● **ACTIVITY**:
Exactly as given, reproduce the records in full.

[Web page and app entries]
^^^^

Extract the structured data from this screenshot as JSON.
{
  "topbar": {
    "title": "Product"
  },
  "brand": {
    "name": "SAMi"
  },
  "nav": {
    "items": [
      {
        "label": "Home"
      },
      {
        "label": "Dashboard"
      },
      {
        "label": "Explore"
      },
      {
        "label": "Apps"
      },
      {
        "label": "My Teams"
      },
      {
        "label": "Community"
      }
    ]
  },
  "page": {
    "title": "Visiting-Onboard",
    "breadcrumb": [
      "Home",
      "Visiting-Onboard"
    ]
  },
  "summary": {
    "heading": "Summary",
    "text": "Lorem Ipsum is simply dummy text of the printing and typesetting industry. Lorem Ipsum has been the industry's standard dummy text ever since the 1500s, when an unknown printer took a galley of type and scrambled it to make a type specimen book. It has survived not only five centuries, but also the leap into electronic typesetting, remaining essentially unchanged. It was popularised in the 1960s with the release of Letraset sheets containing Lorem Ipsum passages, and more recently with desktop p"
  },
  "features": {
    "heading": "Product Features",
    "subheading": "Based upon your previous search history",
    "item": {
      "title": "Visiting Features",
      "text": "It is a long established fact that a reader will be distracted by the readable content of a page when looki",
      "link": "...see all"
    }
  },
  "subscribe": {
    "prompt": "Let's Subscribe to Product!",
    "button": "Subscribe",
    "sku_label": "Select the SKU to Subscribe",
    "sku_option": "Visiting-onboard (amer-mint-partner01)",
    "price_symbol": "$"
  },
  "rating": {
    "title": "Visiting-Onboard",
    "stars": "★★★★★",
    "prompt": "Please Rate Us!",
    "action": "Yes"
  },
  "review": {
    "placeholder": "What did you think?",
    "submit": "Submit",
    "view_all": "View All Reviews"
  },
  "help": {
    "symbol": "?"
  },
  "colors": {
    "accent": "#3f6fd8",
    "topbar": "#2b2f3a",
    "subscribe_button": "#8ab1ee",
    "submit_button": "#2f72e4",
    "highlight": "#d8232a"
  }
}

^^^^

● **TASK RESPONSE**:
Extract the structured data from this screenshot as JSON.
{
  "topbar": {
    "title": "Product"
  },
  "brand": {
    "name": "SAMi"
  },
  "nav": {
    "items": [
      {
        "label": "Home"
      },
      {
        "label": "Dashboard"
      },
      {
        "label": "Explore"
      },
      {
        "label": "Apps"
      },
      {
        "label": "My Teams"
      },
      {
        "label": "Community"
      }
    ]
  },
  "page": {
    "title": "Visiting-Onboard",
    "breadcrumb": [
      "Home",
      "Visiting-Onboard"
    ]
  },
  "summary": {
    "heading": "Summary",
    "text": "Lorem Ipsum is simply dummy text of the printing and typesetting industry. Lorem Ipsum has been the industry's standard dummy text ever since the 1500s, when an unknown printer took a galley of type and scrambled it to make a type specimen book. It has survived not only five centuries, but also the leap into electronic typesetting, remaining essentially unchanged. It was popularised in the 1960s with the release of Letraset sheets containing Lorem Ipsum passages, and more recently with desktop p"
  },
  "features": {
    "heading": "Product Features",
    "subheading": "Based upon your previous search history",
    "item": {
      "title": "Visiting Features",
      "text": "It is a long established fact that a reader will be distracted by the readable content of a page when looki",
      "link": "...see all"
    }
  },
  "subscribe": {
    "prompt": "Let's Subscribe to Product!",
    "button": "Subscribe",
    "sku_label": "Select the SKU to Subscribe",
    "sku_option": "Visiting-onboard (amer-mint-partner01)",
    "price_symbol": "$"
  },
  "rating": {
    "title": "Visiting-Onboard",
    "stars": "★★★★★",
    "prompt": "Please Rate Us!",
    "action": "Yes"
  },
  "review": {
    "placeholder": "What did you think?",
    "submit": "Submit",
    "view_all": "View All Reviews"
  },
  "help": {
    "symbol": "?"
  },
  "colors": {
    "accent": "#3f6fd8",
    "topbar": "#2b2f3a",
    "subscribe_button": "#8ab1ee",
    "submit_button": "#2f72e4",
    "highlight": "#d8232a"
  }
}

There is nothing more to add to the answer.